When he promised to raise military pay, a large cheer erupted from the crowd -- much more so than when he declared that the U.S. combat mission in Iraq would be over by September 2010. "I figured that'd be an applause line," Obama said.Steven Lee Myers of the New York Times reports on the speech from US Forward Operating Base Warhorse in Iraq’s still-violent Diyala province, where the cheering wasn’t so loud, and it makes a good sister piece to any of the earlier articles. Until Friday, the end of the war in Iraq was, for enlisted soldiers and officers alike, little more than an abstraction — a distant goal that remained out of reach, that would last longer than this tour and that would, in all likelihood, mean they would return to Iraq.
“I don’t think the war is over,” said Col. Burt K. Thompson. “We’ve thwarted the main objective of the insurgency, but the enemy has a vote, and the moment you let your guard down, something bad will happen.”
Someone is sure to be getting a stern talking-to while you read this, as a result of the story about Baghdad nightlife by Sudarsan Raghavan of the Washington Post Baghdad’s famed Abu Nawas Street, a well-protected riverfront area, is witnessing the return of some small clubs which stay open late, serving liquor and providing music – but while reading, something else kind of jumps out at you. There are descriptions (and even a photos – youch!) of US servicemen dancing and, as it appears, drinking beer at a table. Apparently, those two cans allowed during the Super Bowl aren't all that flows through the US military.

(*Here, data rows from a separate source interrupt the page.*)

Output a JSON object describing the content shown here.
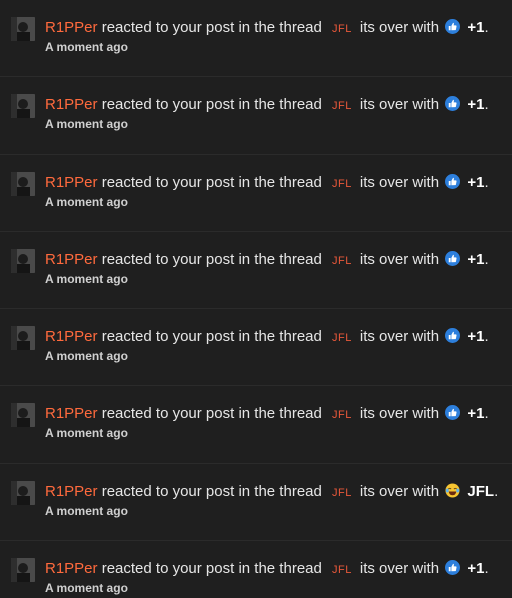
{
  "colors": {
    "background": "#1f1f1f",
    "username": "#ff6a3d",
    "thread_tag": "#e8583a",
    "text": "#e6e6e6"
  },
  "notifications": [
    {
      "user": "R1PPer",
      "text": "reacted to your post in the thread",
      "tag": "JFL",
      "title": "its over",
      "with": "with",
      "reaction_icon": "like-icon",
      "reaction": "+1",
      "end": ".",
      "time": "A moment ago"
    },
    {
      "user": "R1PPer",
      "text": "reacted to your post in the thread",
      "tag": "JFL",
      "title": "its over",
      "with": "with",
      "reaction_icon": "like-icon",
      "reaction": "+1",
      "end": ".",
      "time": "A moment ago"
    },
    {
      "user": "R1PPer",
      "text": "reacted to your post in the thread",
      "tag": "JFL",
      "title": "its over",
      "with": "with",
      "reaction_icon": "like-icon",
      "reaction": "+1",
      "end": ".",
      "time": "A moment ago"
    },
    {
      "user": "R1PPer",
      "text": "reacted to your post in the thread",
      "tag": "JFL",
      "title": "its over",
      "with": "with",
      "reaction_icon": "like-icon",
      "reaction": "+1",
      "end": ".",
      "time": "A moment ago"
    },
    {
      "user": "R1PPer",
      "text": "reacted to your post in the thread",
      "tag": "JFL",
      "title": "its over",
      "with": "with",
      "reaction_icon": "like-icon",
      "reaction": "+1",
      "end": ".",
      "time": "A moment ago"
    },
    {
      "user": "R1PPer",
      "text": "reacted to your post in the thread",
      "tag": "JFL",
      "title": "its over",
      "with": "with",
      "reaction_icon": "like-icon",
      "reaction": "+1",
      "end": ".",
      "time": "A moment ago"
    },
    {
      "user": "R1PPer",
      "text": "reacted to your post in the thread",
      "tag": "JFL",
      "title": "its over",
      "with": "with",
      "reaction_icon": "laughing-crying-emoji-icon",
      "reaction": "JFL",
      "end": ".",
      "time": "A moment ago"
    },
    {
      "user": "R1PPer",
      "text": "reacted to your post in the thread",
      "tag": "JFL",
      "title": "its over",
      "with": "with",
      "reaction_icon": "like-icon",
      "reaction": "+1",
      "end": ".",
      "time": "A moment ago"
    }
  ]
}
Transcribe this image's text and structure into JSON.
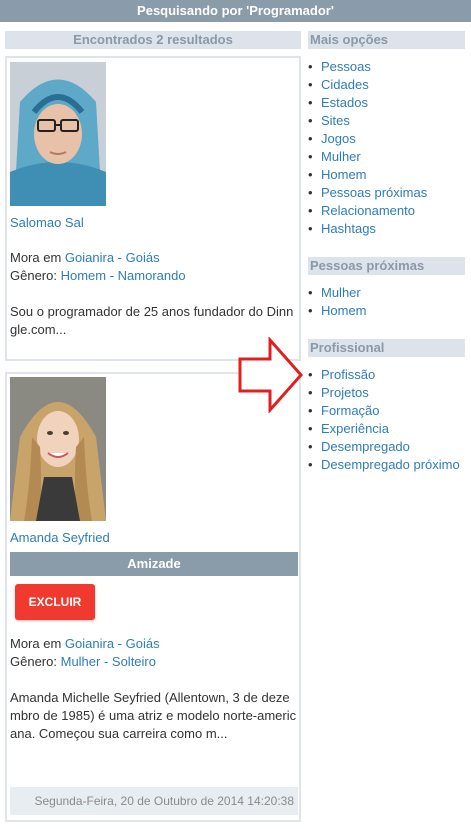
{
  "header": {
    "title": "Pesquisando por 'Programador'"
  },
  "results": {
    "count_label": "Encontrados 2 resultados",
    "people": [
      {
        "name": "Salomao Sal",
        "lives_prefix": "Mora em",
        "city": "Goianira - Goiás",
        "gender_prefix": "Gênero:",
        "gender_status": "Homem - Namorando",
        "bio": "Sou o programador de 25 anos fundador do Dinngle.com..."
      },
      {
        "name": "Amanda Seyfried",
        "friendship_label": "Amizade",
        "delete_label": "EXCLUIR",
        "lives_prefix": "Mora em",
        "city": "Goianira - Goiás",
        "gender_prefix": "Gênero:",
        "gender_status": "Mulher - Solteiro",
        "bio": "Amanda Michelle Seyfried (Allentown, 3 de dezembro de 1985) é uma atriz e modelo norte-americana. Começou sua carreira como m...",
        "date": "Segunda-Feira, 20 de Outubro de 2014 14:20:38"
      }
    ]
  },
  "sidebar": {
    "more_options": {
      "title": "Mais opções",
      "items": [
        "Pessoas",
        "Cidades",
        "Estados",
        "Sites",
        "Jogos",
        "Mulher",
        "Homem",
        "Pessoas próximas",
        "Relacionamento",
        "Hashtags"
      ]
    },
    "nearby": {
      "title": "Pessoas próximas",
      "items": [
        "Mulher",
        "Homem"
      ]
    },
    "professional": {
      "title": "Profissional",
      "items": [
        "Profissão",
        "Projetos",
        "Formação",
        "Experiência",
        "Desempregado",
        "Desempregado próximo"
      ]
    }
  },
  "colors": {
    "header_bg": "#8a9baa",
    "link": "#2e7db8",
    "delete_button": "#f03a2f",
    "arrow": "#e02020"
  }
}
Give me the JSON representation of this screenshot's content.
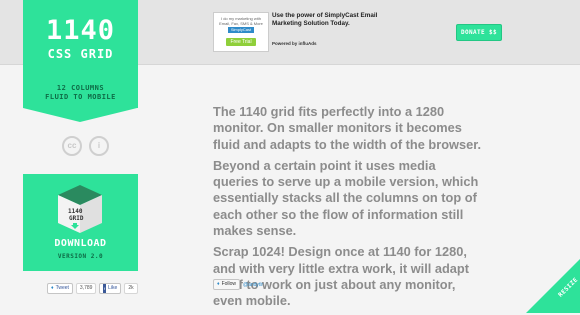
{
  "colors": {
    "accent": "#2ee29a",
    "accent_dark": "#0e6b46",
    "body_text": "#8c8c8c",
    "background": "#f4f4f4",
    "topband": "#e4e4e4"
  },
  "logo": {
    "title": "1140",
    "subtitle": "CSS GRID"
  },
  "tagline": {
    "line1": "12 COLUMNS",
    "line2": "FLUID TO MOBILE"
  },
  "license": {
    "cc_label": "cc",
    "attribution_label": "i"
  },
  "download": {
    "box_line1": "1140",
    "box_line2": "GRID",
    "label": "DOWNLOAD",
    "version": "VERSION 2.0"
  },
  "social": {
    "tweet_label": "Tweet",
    "tweet_count": "3,789",
    "like_label": "Like",
    "like_count": "2k"
  },
  "ad": {
    "image_line1": "I do my marketing with",
    "image_line2": "Email, Fax, SMS & More",
    "image_brand": "SimplyCast",
    "image_button": "Free Trial",
    "headline": "Use the power of SimplyCast Email Marketing Solution Today.",
    "powered_by": "Powered by influAds"
  },
  "donate": {
    "label": "DONATE $$"
  },
  "content": {
    "paragraphs": [
      "The 1140 grid fits perfectly into a 1280 monitor. On smaller monitors it becomes fluid and adapts to the width of the browser.",
      "Beyond a certain point it uses media queries to serve up a mobile version, which essentially stacks all the columns on top of each other so the flow of information still makes sense.",
      "Scrap 1024! Design once at 1140 for 1280, and with very little extra work, it will adapt itself to work on just about any monitor, even mobile."
    ]
  },
  "follow": {
    "button_label": "Follow",
    "handle": "@andytlr"
  },
  "corner": {
    "label": "RESIZE"
  },
  "icons": [
    "cc-icon",
    "attribution-icon",
    "download-box-icon",
    "twitter-bird-icon",
    "facebook-icon"
  ]
}
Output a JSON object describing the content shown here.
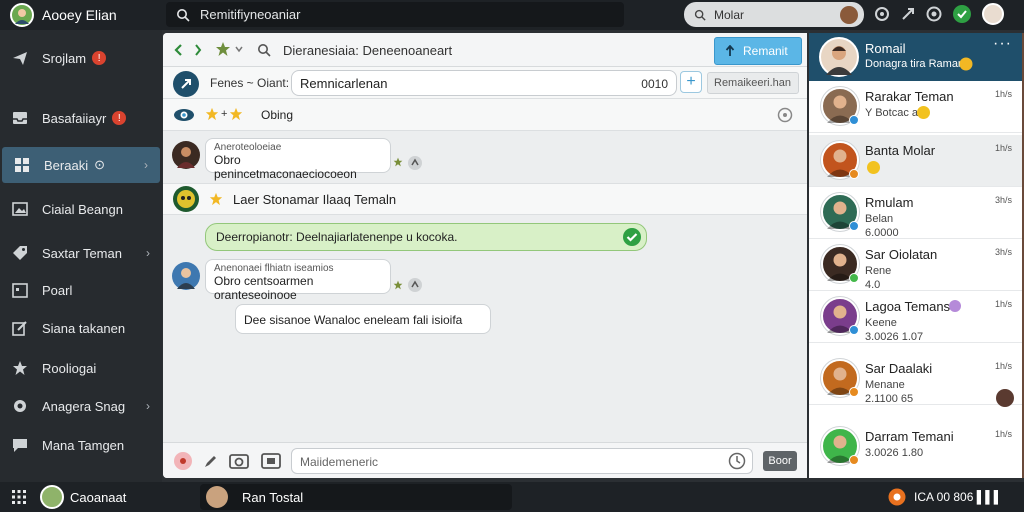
{
  "app": {
    "user_name": "Aooey Elian",
    "top_search_value": "Remitifiyneoaniar",
    "right_search_placeholder": "Molar"
  },
  "sidebar": {
    "items": [
      {
        "label": "Srojlam",
        "icon": "send-icon",
        "badge": "!"
      },
      {
        "label": "Basafaiiayr",
        "icon": "inbox-icon",
        "badge": "!"
      },
      {
        "label": "Beraaki",
        "icon": "grid-icon",
        "suffix": "⊙",
        "active": true
      },
      {
        "label": "Ciaial Beangn",
        "icon": "image-icon"
      },
      {
        "label": "Saxtar Teman",
        "icon": "tag-icon",
        "chevron": true
      },
      {
        "label": "Poarl",
        "icon": "calendar-icon"
      },
      {
        "label": "Siana takanen",
        "icon": "edit-icon"
      },
      {
        "label": "Rooliogai",
        "icon": "star-icon"
      },
      {
        "label": "Anagera Snag",
        "icon": "settings-icon",
        "chevron": true
      },
      {
        "label": "Mana Tamgen",
        "icon": "chat-icon"
      }
    ]
  },
  "chat": {
    "toolbar_search": "Dieranesiaia: Deneenoaneart",
    "primary_button": "Remanit",
    "header": {
      "label_prefix": "Fenes ~ Oiant:",
      "input_value": "Remnicarlenan",
      "count": "0010",
      "right_box": "Remaikeeri.han"
    },
    "stars_label": "Obing",
    "messages": [
      {
        "small": "Aneroteoloeiae",
        "text": "Obro penincetmaconaeciocoeon"
      },
      {
        "small": "Anenonaei flhiatn iseamios",
        "text": "Obro centsoarmen oranteseoinooe"
      }
    ],
    "system_text": "Laer Stonamar Ilaaq Temaln",
    "green_banner": "Deerropianotr: Deelnajiarlatenenpe u kocoka.",
    "reply_bubble": "Dee sisanoe Wanaloc eneleam fali isioifa",
    "composer_placeholder": "Maiidemeneric",
    "send_label": "Boor"
  },
  "contacts": {
    "head_name": "Romail",
    "head_sub": "Donagra tira Raman",
    "items": [
      {
        "name": "Rarakar Teman",
        "sub": [
          "Y Botcac aac"
        ],
        "time": "1h/s",
        "avatar_color": "#8a6b52",
        "status_color": "#2f8fd6",
        "emoji": true
      },
      {
        "name": "Banta Molar",
        "sub": [],
        "time": "1h/s",
        "avatar_color": "#c2541d",
        "status_color": "#e68a1f",
        "emoji": true,
        "selected": true
      },
      {
        "name": "Rmulam",
        "sub": [
          "Belan",
          "6.0000"
        ],
        "time": "3h/s",
        "avatar_color": "#2e6b55",
        "status_color": "#2f8fd6"
      },
      {
        "name": "Sar Oiolatan",
        "sub": [
          "Rene",
          "4.0"
        ],
        "time": "3h/s",
        "avatar_color": "#3b2a22",
        "status_color": "#44b84a"
      },
      {
        "name": "Lagoa Temans",
        "sub": [
          "Keene",
          "3.0026 1.07"
        ],
        "time": "1h/s",
        "avatar_color": "#7a3d8c",
        "status_color": "#2f8fd6",
        "tag": true
      },
      {
        "name": "Sar Daalaki",
        "sub": [
          "Menane",
          "2.1100 65"
        ],
        "time": "1h/s",
        "avatar_color": "#c26a1f",
        "status_color": "#e68a1f"
      },
      {
        "name": "Darram Temani",
        "sub": [
          "3.0026 1.80"
        ],
        "time": "1h/s",
        "avatar_color": "#3fb54a",
        "status_color": "#e68a1f"
      }
    ]
  },
  "bottombar": {
    "label": "Caoanaat",
    "call_label": "Ran Tostal",
    "right_text": "ICA 00 806 ▌▌▌"
  }
}
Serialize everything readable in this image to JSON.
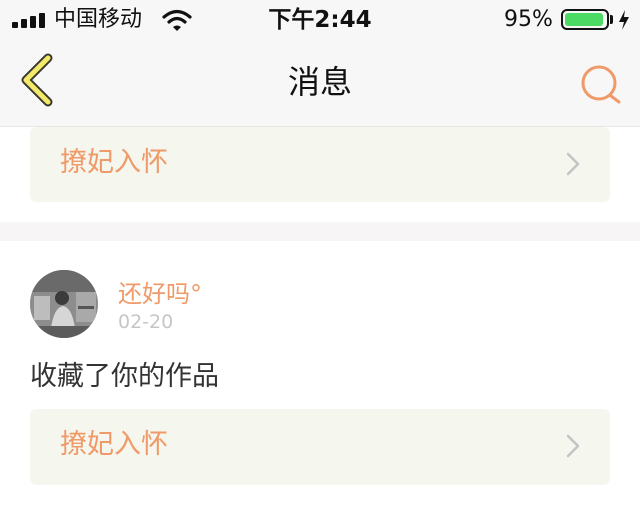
{
  "status_bar": {
    "carrier": "中国移动",
    "time": "下午2:44",
    "battery_percent": "95%",
    "battery_level": 0.95,
    "battery_color": "#4cd964"
  },
  "nav": {
    "title": "消息",
    "back_icon": "chevron-left-icon",
    "search_icon": "search-icon",
    "accent_color": "#ef9a68"
  },
  "messages": [
    {
      "work_title": "撩妃入怀"
    },
    {
      "username": "还好吗°",
      "date": "02-20",
      "action": "收藏了你的作品",
      "work_title": "撩妃入怀"
    }
  ]
}
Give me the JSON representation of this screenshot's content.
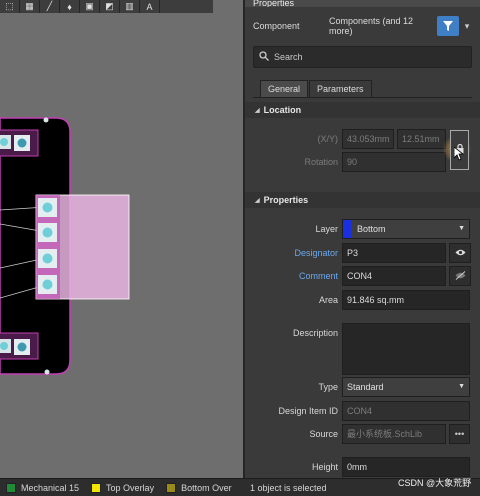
{
  "toolbar": {
    "icons": [
      "route-icon",
      "align-icon",
      "line-icon",
      "pad-icon",
      "fill-icon",
      "text-icon",
      "delete-icon",
      "dimension-icon"
    ],
    "glyphs": [
      "⬚",
      "▦",
      "╱",
      "♦",
      "▣",
      "◩",
      "▥",
      "A"
    ]
  },
  "panel": {
    "title": "Properties",
    "filter_key": "Component",
    "filter_value": "Components (and 12 more)",
    "search_placeholder": "Search",
    "tabs": [
      "General",
      "Parameters"
    ]
  },
  "location": {
    "section": "Location",
    "xy_label": "(X/Y)",
    "x_value": "43.053mm",
    "y_value": "12.51mm",
    "rotation_label": "Rotation",
    "rotation_value": "90"
  },
  "properties": {
    "section": "Properties",
    "layer_label": "Layer",
    "layer_value": "Bottom",
    "layer_color": "#1a2fe0",
    "designator_label": "Designator",
    "designator_value": "P3",
    "comment_label": "Comment",
    "comment_value": "CON4",
    "area_label": "Area",
    "area_value": "91.846 sq.mm",
    "description_label": "Description",
    "description_value": "",
    "type_label": "Type",
    "type_value": "Standard",
    "design_item_label": "Design Item ID",
    "design_item_value": "CON4",
    "source_label": "Source",
    "source_value": "最小系统板.SchLib",
    "more_label": "•••",
    "height_label": "Height",
    "height_value": "0mm"
  },
  "statusbar": {
    "layers": [
      {
        "name": "Mechanical 15",
        "color": "#1f8a3a"
      },
      {
        "name": "Top Overlay",
        "color": "#f2e600"
      },
      {
        "name": "Bottom Over",
        "color": "#9a8a16"
      }
    ],
    "message": "1 object is selected"
  },
  "watermark": "CSDN @大象荒野",
  "colors": {
    "accent": "#3f7fc6",
    "link_blue": "#6aa8ef",
    "board": "#000000",
    "silk_magenta": "#c23fb3",
    "selection_pink": "#e9b4e3",
    "pad_cyan": "#6ecfd8"
  }
}
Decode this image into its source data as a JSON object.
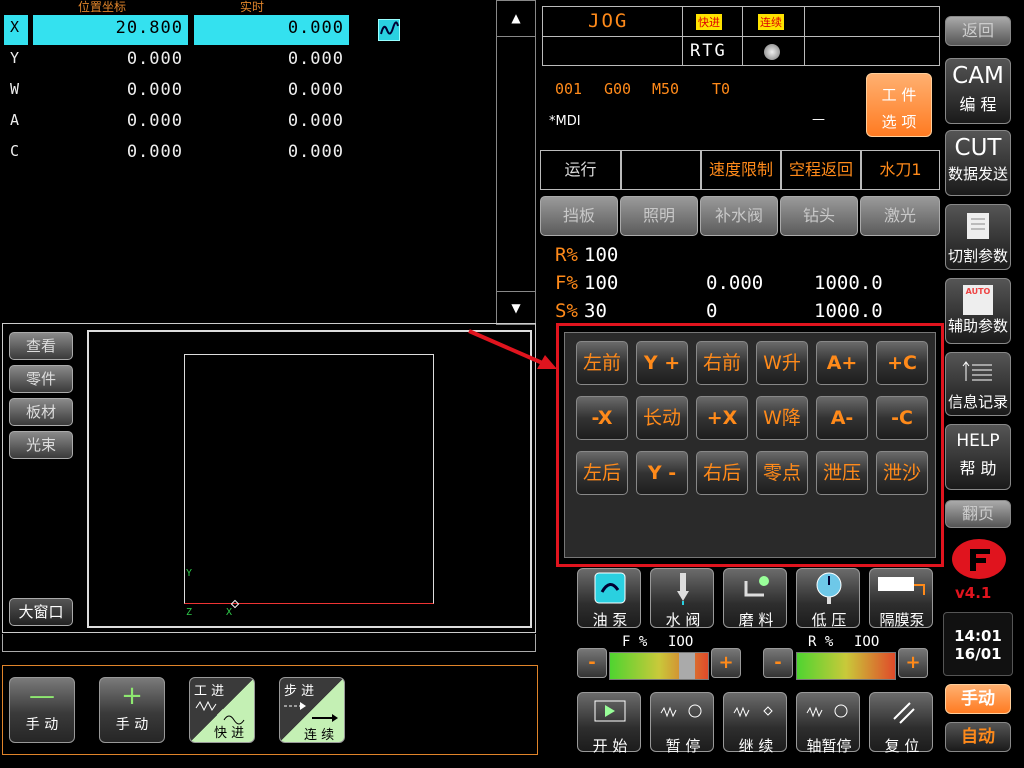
{
  "coords": {
    "header_pos": "位置坐标",
    "header_real": "实时",
    "rows": [
      {
        "axis": "X",
        "pos": "20.800",
        "real": "0.000"
      },
      {
        "axis": "Y",
        "pos": "0.000",
        "real": "0.000"
      },
      {
        "axis": "W",
        "pos": "0.000",
        "real": "0.000"
      },
      {
        "axis": "A",
        "pos": "0.000",
        "real": "0.000"
      },
      {
        "axis": "C",
        "pos": "0.000",
        "real": "0.000"
      }
    ]
  },
  "mode": {
    "jog": "JOG",
    "fast": "快进",
    "cont": "连续",
    "rtg": "RTG"
  },
  "codes": {
    "n": "001",
    "g": "G00",
    "m": "M50",
    "t": "T0",
    "mdi": "*MDI",
    "dash": "—"
  },
  "work_option": {
    "line1": "工 件",
    "line2": "选 项"
  },
  "status": [
    "运行",
    "",
    "速度限制",
    "空程返回",
    "水刀1"
  ],
  "disabled_btns": [
    "挡板",
    "照明",
    "补水阀",
    "钻头",
    "激光"
  ],
  "feed": {
    "r_label": "R%",
    "r_val": "100",
    "f_label": "F%",
    "f_val": "100",
    "f_pos": "0.000",
    "f_max": "1000.0",
    "s_label": "S%",
    "s_val": "30",
    "s_pos": "0",
    "s_max": "1000.0"
  },
  "jog_pad": [
    [
      "左前",
      "Y +",
      "右前",
      "W升",
      "A+",
      "+C"
    ],
    [
      "-X",
      "长动",
      "+X",
      "W降",
      "A-",
      "-C"
    ],
    [
      "左后",
      "Y -",
      "右后",
      "零点",
      "泄压",
      "泄沙"
    ]
  ],
  "func_buttons": [
    "油 泵",
    "水 阀",
    "磨 料",
    "低 压",
    "隔膜泵"
  ],
  "rate": {
    "f_label": "F %",
    "f_val": "IOO",
    "r_label": "R %",
    "r_val": "IOO",
    "f_pct": 0.87,
    "r_pct": 1.0
  },
  "action_buttons": [
    "开 始",
    "暂 停",
    "继 续",
    "轴暂停",
    "复 位"
  ],
  "right_menu": {
    "back": "返回",
    "cam_top": "CAM",
    "cam_bot": "编 程",
    "cut_top": "CUT",
    "cut_bot": "数据发送",
    "cut_param": "切割参数",
    "aux_param": "辅助参数",
    "aux_icon": "AUTO",
    "info": "信息记录",
    "help_top": "HELP",
    "help_bot": "帮 助",
    "page": "翻页",
    "version": "v4.1",
    "time": "14:01",
    "date": "16/01",
    "manual": "手动",
    "auto": "自动"
  },
  "side_tabs": [
    "查看",
    "零件",
    "板材",
    "光束"
  ],
  "big_window": "大窗口",
  "preview_axes": {
    "y": "Y",
    "z": "Z",
    "x": "X"
  },
  "bottom_btns": [
    {
      "sym": "—",
      "label": "手 动"
    },
    {
      "sym": "+",
      "label": "手 动"
    },
    {
      "top": "工 进",
      "bot": "快 进"
    },
    {
      "top": "步 进",
      "bot": "连 续"
    }
  ],
  "colors": {
    "accent": "#ff8a1a",
    "cyan": "#34e1ef",
    "highlight_red": "#e0141e"
  }
}
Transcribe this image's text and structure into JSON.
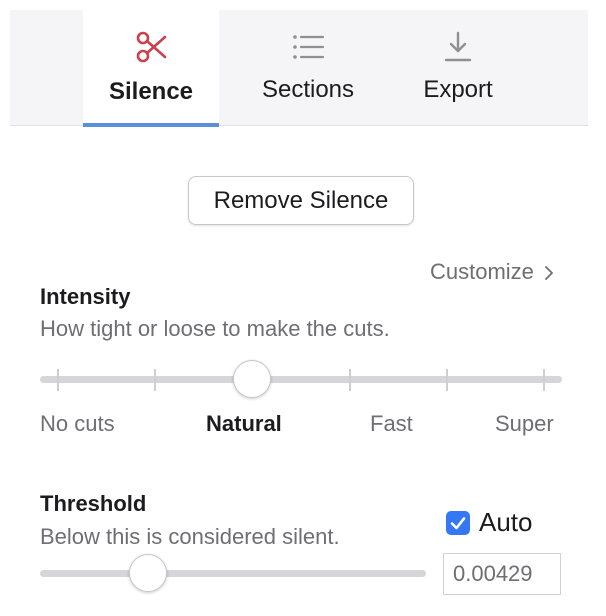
{
  "tabs": [
    {
      "label": "Silence",
      "icon": "scissors-icon",
      "active": true
    },
    {
      "label": "Sections",
      "icon": "list-icon",
      "active": false
    },
    {
      "label": "Export",
      "icon": "download-icon",
      "active": false
    }
  ],
  "actions": {
    "remove_silence_label": "Remove Silence"
  },
  "customize": {
    "label": "Customize"
  },
  "intensity": {
    "title": "Intensity",
    "description": "How tight or loose to make the cuts.",
    "steps": [
      "No cuts",
      "Natural",
      "Fast",
      "Super"
    ],
    "selected_step": "Natural"
  },
  "threshold": {
    "title": "Threshold",
    "description": "Below this is considered silent.",
    "auto_label": "Auto",
    "auto_checked": true,
    "value": "0.00429"
  },
  "colors": {
    "accent": "#5b8fd9",
    "scissors_icon": "#c9424c",
    "checkbox": "#3478f6"
  }
}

It isn’t the kind of nightclub dancing that many in the states or Europe would picture – Iraqi style clubs often feel more like a loud family reunion at a restaurant than a nightclub, and all the patrons are men. This is taken up a notch here, though, by the quiet reemergence of hired female dancers. Also noteworthy are the presence of women Raghavan says appeared to be prostitutes - probably more responsible wording than the picture gallery (at least on the WP website) which clearly shows a woman’s face and simply calls her a prostitute. Despite improved safety, this is something with potentially dire consequences in Baghdad.
If you are a press relations officer in the 82nd Airborne, you may want to sit down before reading this one.
Club manager Salah Hassan said Thursday's visit was not exceptional. "The Americans come here four or five times a week," he said. "They buy drinks and pay for them." Others at the club said the soldiers had been there more than once. "I love the Americans," said Amal Saad, a petite young woman with blue contact lenses and thick red lipstick. "I like it when they come here. I feel so safe."Opinion
"Many times, I went with them in their Humvees," she added. "They took me to shops and bought me chocolates and gifts."
The Post’s editorial page writes that Mr. Obama “was broadly faithful to his campaign promises” of a 16 month withdrawal, and called the changes “praiseworthy”. Congressional Democrats are called upon to follow him. Nothing terrible, nothing groundbreaking.
Wall Street Journal, no Iraq coverage.
Christian Science Monitor, USA Today, no Saturday editions.